Fadell began his career at General Magic (a startup initially within Apple that nosedived in a spectacular manner). He went on to lead the teams that created the iPod and iPhone and is frequently credited as being a co-inventor of the latter. In 2010 he co-founded Nest Labs, a pioneer in the smart-home realm. After selling Nest Labs, Fadell has been running the investment firm Future Shape. Now, he’s releasing Build (available as an e-book, audiobook or hardcover) and sharing some of the most important tales, candid commentary and unorthodox advice from his time in tech.
It was at General Magic, in his early 20s, that Fadell had his first real experience with professional failure. This was mostly due to their handheld device (circa 1994) that preceded the ubiquitous tablets of today. “General Magic was really creating the iPhone about 15 years too early. You could download games—technically you could download games but it didn’t really work. You could book travel. It had email, wireless email, games, everything. It was done before the internet, before there was digital networks. You had dial up internet. It was handheld. And I got to do that at age 21 to 24 with my heroes who designed the Mac,” he says. “And, it was a tremendous failure. We spent over half a billion dollars in 1993/94… and it was an utter, abject failure.”
Ultimately, I got to do the iPhone 15 years later and take all those lessons learned and build on that

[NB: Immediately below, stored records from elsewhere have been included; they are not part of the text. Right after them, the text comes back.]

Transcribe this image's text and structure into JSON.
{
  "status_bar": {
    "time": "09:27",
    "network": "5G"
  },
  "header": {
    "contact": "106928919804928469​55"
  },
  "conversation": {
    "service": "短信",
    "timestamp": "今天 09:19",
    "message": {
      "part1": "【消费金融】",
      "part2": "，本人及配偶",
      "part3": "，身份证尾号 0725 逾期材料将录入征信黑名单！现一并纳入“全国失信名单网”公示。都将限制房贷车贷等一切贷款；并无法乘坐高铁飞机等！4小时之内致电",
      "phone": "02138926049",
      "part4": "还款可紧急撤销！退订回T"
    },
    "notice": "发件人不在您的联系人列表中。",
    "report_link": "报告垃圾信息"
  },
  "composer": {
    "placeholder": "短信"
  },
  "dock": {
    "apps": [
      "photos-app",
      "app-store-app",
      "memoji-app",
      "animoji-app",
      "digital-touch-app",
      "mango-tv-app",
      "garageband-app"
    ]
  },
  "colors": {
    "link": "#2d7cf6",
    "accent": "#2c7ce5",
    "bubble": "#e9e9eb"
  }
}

Though the team was defeated and the company went into liquidation, Fadell says it led to great things. Several staff members eventually went on to work on the Apple Watch, and one founded eBay. For Fadell, “It’s where I learned, through failure, about timing, asking why—how to ask why, not just what. You’ve got to understand how to make products about why people want them, not just making something that makes you feel good; you have to make something other people need and want,” he says. It’s those kinds of questions and insights that are within the pages of Build. For example, not only is it important to see failure as a lesson, but that with time, failure can be perceived as a success. “Ultimately, I got to do the iPhone 15 years later and take all those lessons learned and build on that,” he says. “What a tremendous experience.”

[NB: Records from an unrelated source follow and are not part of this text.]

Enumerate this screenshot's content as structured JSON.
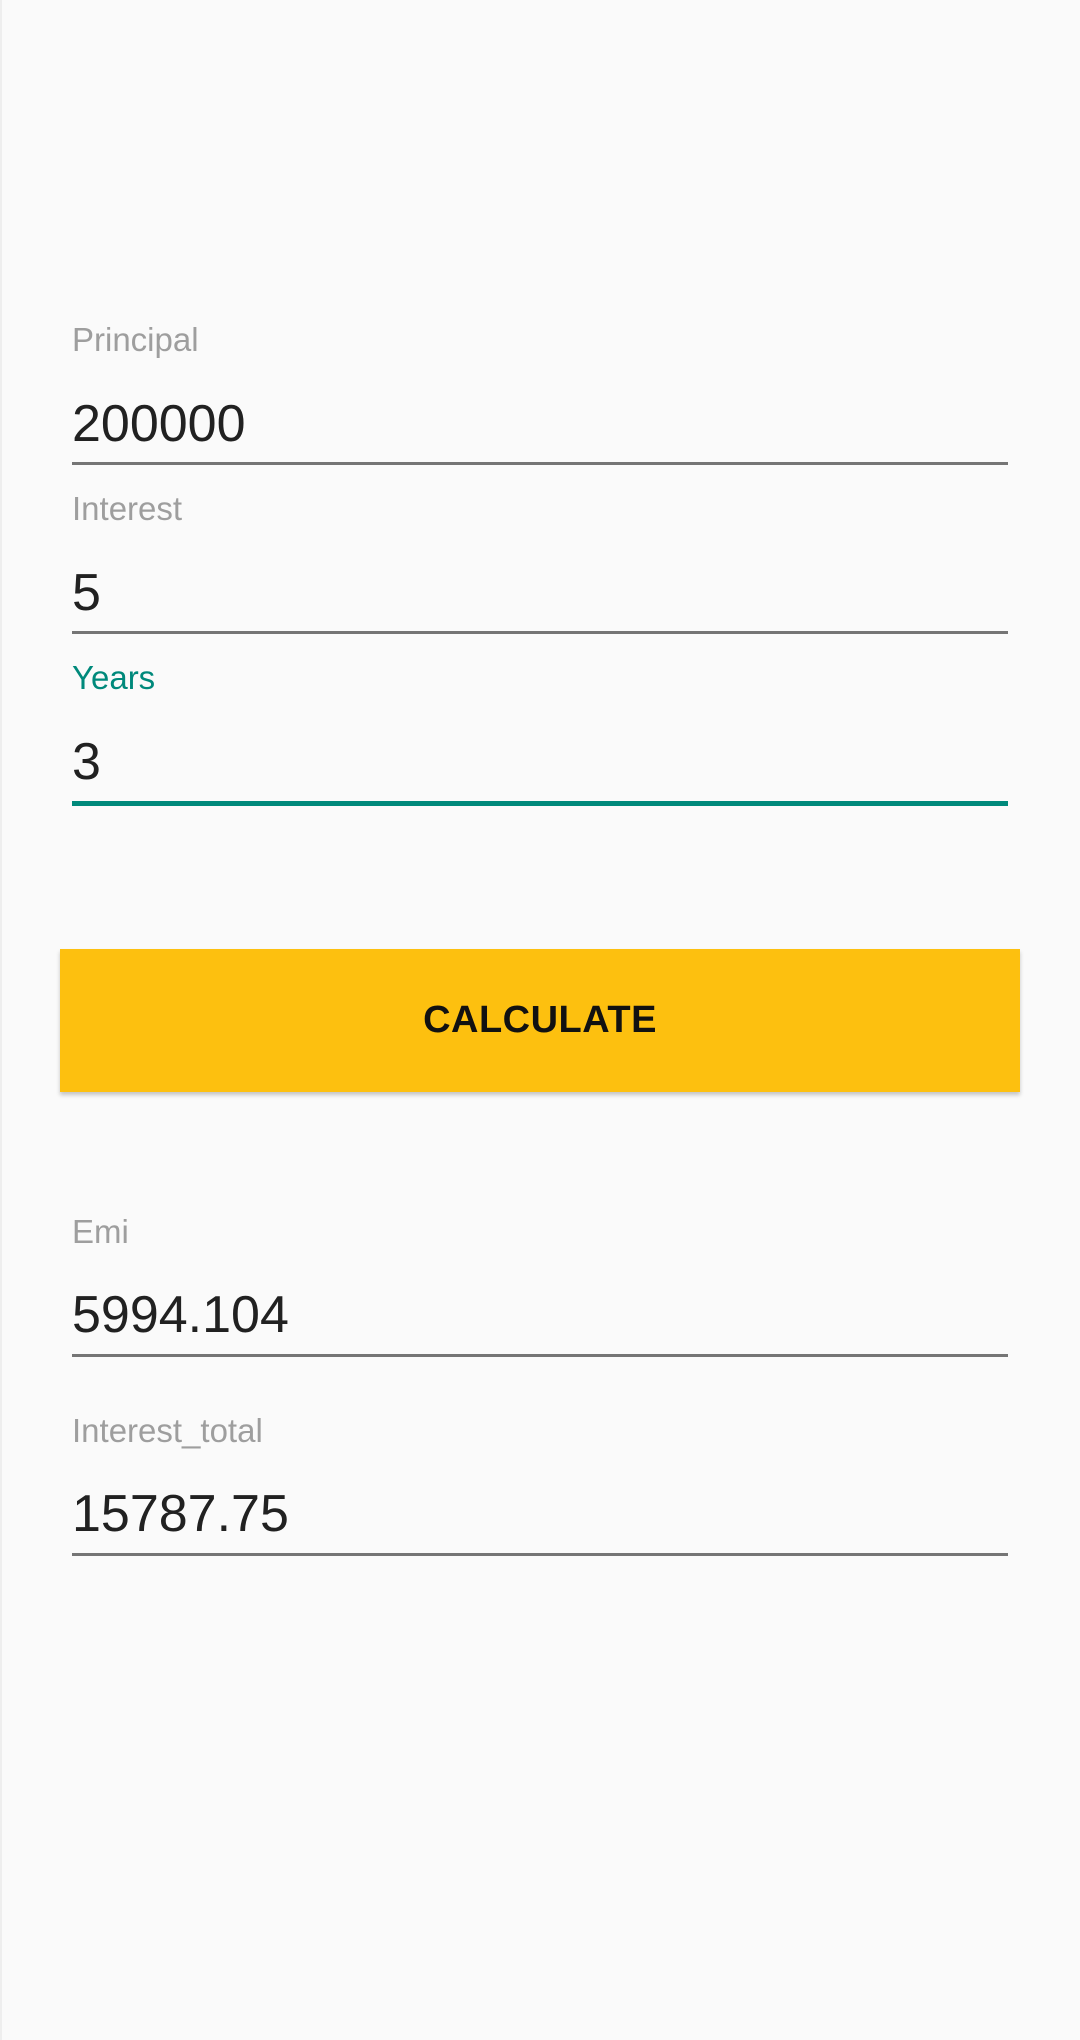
{
  "form": {
    "principal": {
      "label": "Principal",
      "value": "200000"
    },
    "interest": {
      "label": "Interest",
      "value": "5"
    },
    "years": {
      "label": "Years",
      "value": "3"
    }
  },
  "calculate_button": {
    "label": "CALCULATE"
  },
  "results": {
    "emi": {
      "label": "Emi",
      "value": "5994.104"
    },
    "interest_total": {
      "label": "Interest_total",
      "value": "15787.75"
    }
  },
  "colors": {
    "accent": "#00897b",
    "button": "#fdc00f",
    "background": "#fafafa",
    "hint_text": "#9e9e9e",
    "value_text": "#212121"
  }
}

The book is divided into six parts—Build Yourself, Build Your Career, Build Your Product, Build Your Business, Build Your Team and Be CEO—with numerous chapters within each. While the six sections don’t sound dissimilar to other career books, the chapters are anything but typical. From “Lawyer Up” to “I Quit” and “Fuck Massages,” Fadell offers up all kinds of advice in approachable, practical and humorous ways. In the “Lawyer Up” chapter, he jokes about billable hours, but also tells the tale of his first lawsuit, providing valuable insight to those navigating similar intimidating experiences. “I Quit” explains how to determine when to give up but not feel entirely defeated, and how to resign properly. “Fuck Massages” begins with a warning: “Beware of too many perks” and goes on to elucidate the crucial differences between benefits and perks.
Another standout chapter is “Assholes,” wherein Fadell explores leadership. Listing the different types of assholes you’ll come across in your professional life, he also admits some people think he is an asshole too. But crucially, he writes: “Some hurricanes can be reasoned with. Some cannot.” When it comes to leaders, he says, “A real asshole looks at the wrong things for the wrong reasons. When they’re really smart, they do it for the right reasons. They drive everyone nuts, but they’re doing it for the customer not for themselves and their ego.”

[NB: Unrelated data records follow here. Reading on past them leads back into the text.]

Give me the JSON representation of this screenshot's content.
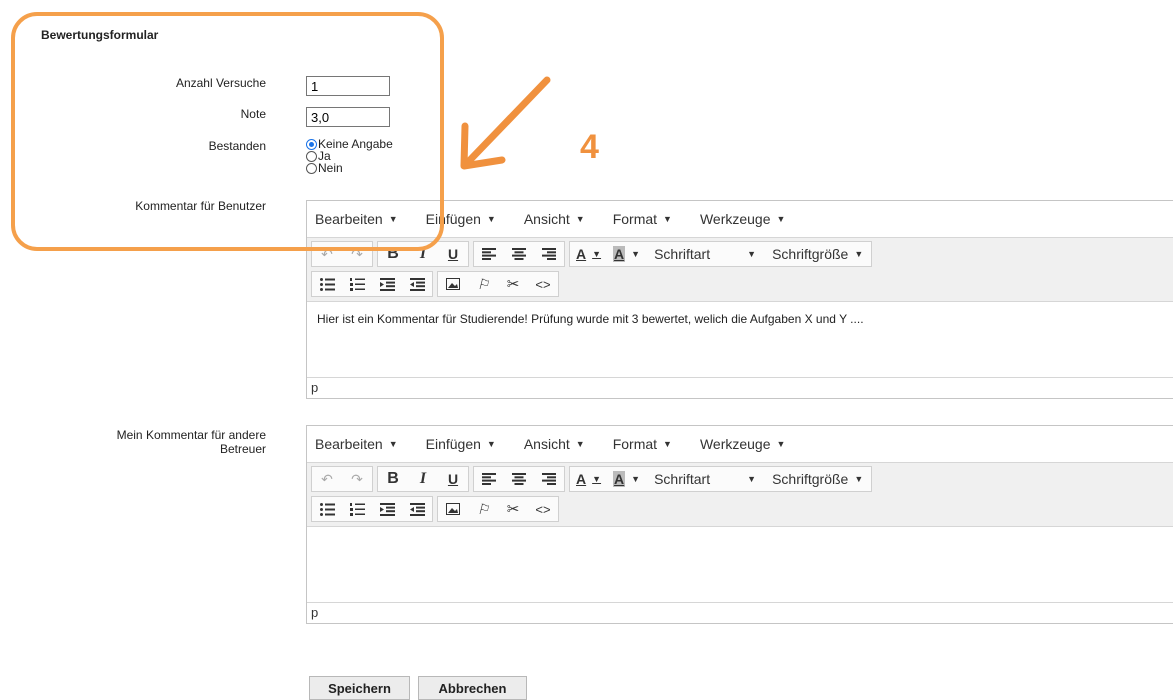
{
  "form": {
    "title": "Bewertungsformular",
    "attempts_label": "Anzahl Versuche",
    "attempts_value": "1",
    "grade_label": "Note",
    "grade_value": "3,0",
    "passed_label": "Bestanden",
    "passed_options": [
      "Keine Angabe",
      "Ja",
      "Nein"
    ],
    "passed_selected": "Keine Angabe",
    "comment_user_label": "Kommentar für Benutzer",
    "comment_tutor_label_line1": "Mein Kommentar für andere",
    "comment_tutor_label_line2": "Betreuer"
  },
  "editor": {
    "menus": [
      "Bearbeiten",
      "Einfügen",
      "Ansicht",
      "Format",
      "Werkzeuge"
    ],
    "font_family_label": "Schriftart",
    "font_size_label": "Schriftgröße",
    "bold": "B",
    "italic": "I",
    "underline": "U",
    "text_color": "A",
    "bg_color": "A",
    "status_path": "p"
  },
  "editor1_content": "Hier ist ein Kommentar für Studierende! Prüfung wurde mit 3 bewertet, welich die Aufgaben X und Y ....",
  "editor2_content": "",
  "buttons": {
    "save": "Speichern",
    "cancel": "Abbrechen"
  },
  "annotation": {
    "number": "4",
    "color": "#f5a04b"
  }
}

Ultimately, while his career has been product-centric, Fadell says his work is centered on people. “We’re here because of each other. We create because of each other. We do it together,” he says. That, he believes, applies personally and professionally. “It’s not about that one thing you’ve done, because it could be a success or it could be a failure. And people shouldn’t be judged by whether the thing they did was a success or failure; it’s about how they treat people, how they work together and learn through that experience. So for me, the book is a labor of love because it’s about people and it’s about human nature.”
With his book, Fadell hopes not only to provide insight and guidance to younger generations, but also to inspire them to dream, create and build. And to do it as a team. “It’s really about the connections you make,” he says. “And the people that you take with you along the route.”
Images courtesy of Tony Fadell